• [Interface dataset entries]:
*** Begin section ***
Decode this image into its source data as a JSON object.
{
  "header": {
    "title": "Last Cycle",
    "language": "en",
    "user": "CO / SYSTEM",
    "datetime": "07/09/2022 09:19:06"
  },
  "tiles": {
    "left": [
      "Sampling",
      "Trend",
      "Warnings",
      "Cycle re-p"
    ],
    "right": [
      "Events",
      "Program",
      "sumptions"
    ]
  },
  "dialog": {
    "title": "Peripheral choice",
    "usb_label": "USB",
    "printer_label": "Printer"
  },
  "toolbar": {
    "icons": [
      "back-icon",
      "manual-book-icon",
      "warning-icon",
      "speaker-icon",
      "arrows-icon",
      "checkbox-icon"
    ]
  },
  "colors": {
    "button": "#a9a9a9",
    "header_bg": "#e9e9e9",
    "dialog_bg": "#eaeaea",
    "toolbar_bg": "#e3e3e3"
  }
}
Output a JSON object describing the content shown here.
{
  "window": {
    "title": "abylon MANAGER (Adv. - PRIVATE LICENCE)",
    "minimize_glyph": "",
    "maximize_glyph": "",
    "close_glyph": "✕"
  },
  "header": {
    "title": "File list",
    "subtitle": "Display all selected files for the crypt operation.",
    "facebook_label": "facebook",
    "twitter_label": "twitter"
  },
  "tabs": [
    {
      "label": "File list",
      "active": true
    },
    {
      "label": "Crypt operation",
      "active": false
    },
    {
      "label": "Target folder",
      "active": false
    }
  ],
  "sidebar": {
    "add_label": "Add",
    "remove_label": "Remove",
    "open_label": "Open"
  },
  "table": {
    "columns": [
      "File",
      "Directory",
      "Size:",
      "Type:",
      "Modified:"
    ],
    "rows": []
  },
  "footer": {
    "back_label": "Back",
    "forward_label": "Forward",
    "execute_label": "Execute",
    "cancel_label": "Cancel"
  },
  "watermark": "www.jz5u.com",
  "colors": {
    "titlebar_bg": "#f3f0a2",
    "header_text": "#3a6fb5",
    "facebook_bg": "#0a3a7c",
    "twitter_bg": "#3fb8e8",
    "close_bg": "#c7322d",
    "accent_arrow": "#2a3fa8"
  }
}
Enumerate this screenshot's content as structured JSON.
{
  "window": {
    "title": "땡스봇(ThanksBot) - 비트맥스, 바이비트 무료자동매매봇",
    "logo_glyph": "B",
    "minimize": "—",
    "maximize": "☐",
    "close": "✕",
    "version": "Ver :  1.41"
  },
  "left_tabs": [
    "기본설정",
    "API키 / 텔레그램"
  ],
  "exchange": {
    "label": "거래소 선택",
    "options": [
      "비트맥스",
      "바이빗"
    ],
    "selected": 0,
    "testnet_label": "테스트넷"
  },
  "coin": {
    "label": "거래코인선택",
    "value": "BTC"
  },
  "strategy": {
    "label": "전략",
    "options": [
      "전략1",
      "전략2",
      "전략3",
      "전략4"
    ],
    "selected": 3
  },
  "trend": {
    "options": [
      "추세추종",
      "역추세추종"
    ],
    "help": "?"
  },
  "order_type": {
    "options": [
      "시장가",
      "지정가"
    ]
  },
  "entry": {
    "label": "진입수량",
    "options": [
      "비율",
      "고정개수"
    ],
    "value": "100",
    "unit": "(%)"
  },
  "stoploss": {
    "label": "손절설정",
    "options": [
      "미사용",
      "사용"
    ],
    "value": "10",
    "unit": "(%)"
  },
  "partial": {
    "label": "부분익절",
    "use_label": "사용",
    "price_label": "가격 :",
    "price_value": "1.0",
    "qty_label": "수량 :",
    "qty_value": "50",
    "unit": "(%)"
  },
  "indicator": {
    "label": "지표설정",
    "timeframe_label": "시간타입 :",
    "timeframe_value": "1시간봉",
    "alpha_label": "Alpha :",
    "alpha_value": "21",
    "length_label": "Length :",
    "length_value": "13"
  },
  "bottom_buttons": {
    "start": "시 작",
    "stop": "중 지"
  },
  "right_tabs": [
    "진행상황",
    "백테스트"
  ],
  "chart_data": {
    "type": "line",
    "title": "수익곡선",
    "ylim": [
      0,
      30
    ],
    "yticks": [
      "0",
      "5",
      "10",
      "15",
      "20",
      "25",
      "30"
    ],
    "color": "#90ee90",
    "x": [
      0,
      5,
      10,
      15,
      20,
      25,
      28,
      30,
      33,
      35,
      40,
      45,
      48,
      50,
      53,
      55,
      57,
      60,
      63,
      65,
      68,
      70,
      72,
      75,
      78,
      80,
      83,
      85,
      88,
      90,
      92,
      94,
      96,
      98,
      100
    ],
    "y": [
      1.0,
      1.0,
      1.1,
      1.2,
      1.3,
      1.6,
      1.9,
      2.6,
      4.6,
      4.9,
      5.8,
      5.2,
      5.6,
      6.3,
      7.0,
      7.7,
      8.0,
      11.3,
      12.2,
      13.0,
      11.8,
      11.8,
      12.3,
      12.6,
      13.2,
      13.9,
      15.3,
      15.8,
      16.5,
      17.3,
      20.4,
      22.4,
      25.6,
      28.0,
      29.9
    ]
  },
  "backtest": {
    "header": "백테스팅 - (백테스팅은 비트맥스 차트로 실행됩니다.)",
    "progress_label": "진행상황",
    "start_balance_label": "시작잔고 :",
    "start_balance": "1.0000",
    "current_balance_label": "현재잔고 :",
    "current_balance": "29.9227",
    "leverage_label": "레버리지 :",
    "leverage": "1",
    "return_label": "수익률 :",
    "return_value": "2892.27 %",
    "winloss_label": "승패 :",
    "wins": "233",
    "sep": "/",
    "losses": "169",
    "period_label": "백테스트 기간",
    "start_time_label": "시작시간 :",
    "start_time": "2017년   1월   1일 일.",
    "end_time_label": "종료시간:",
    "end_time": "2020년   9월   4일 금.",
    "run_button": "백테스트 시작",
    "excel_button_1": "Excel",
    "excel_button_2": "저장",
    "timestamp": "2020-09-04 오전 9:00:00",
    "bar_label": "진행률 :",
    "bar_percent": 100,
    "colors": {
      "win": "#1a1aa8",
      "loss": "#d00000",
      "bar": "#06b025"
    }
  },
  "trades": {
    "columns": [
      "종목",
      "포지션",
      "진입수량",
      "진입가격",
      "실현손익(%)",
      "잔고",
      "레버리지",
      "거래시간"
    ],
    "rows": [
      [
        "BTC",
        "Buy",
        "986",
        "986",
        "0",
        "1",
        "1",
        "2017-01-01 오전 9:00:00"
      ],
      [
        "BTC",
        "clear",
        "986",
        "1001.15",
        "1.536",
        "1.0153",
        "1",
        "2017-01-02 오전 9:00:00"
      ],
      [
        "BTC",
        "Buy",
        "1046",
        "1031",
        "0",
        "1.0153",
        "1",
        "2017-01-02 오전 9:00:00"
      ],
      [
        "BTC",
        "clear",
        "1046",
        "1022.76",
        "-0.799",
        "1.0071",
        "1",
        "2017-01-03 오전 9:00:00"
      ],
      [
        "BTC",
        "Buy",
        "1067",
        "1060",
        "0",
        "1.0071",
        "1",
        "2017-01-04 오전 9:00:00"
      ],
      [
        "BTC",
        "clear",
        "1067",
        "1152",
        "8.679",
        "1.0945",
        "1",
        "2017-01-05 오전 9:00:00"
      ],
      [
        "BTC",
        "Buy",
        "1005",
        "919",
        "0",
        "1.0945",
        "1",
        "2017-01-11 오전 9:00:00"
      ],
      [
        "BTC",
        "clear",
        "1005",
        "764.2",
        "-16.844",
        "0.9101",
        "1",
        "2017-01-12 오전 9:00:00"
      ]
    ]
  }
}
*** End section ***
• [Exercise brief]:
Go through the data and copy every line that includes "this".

• [Answer box]:
Decode this image into its source data as a JSON object.
Enumerate this screenshot's content as structured JSON.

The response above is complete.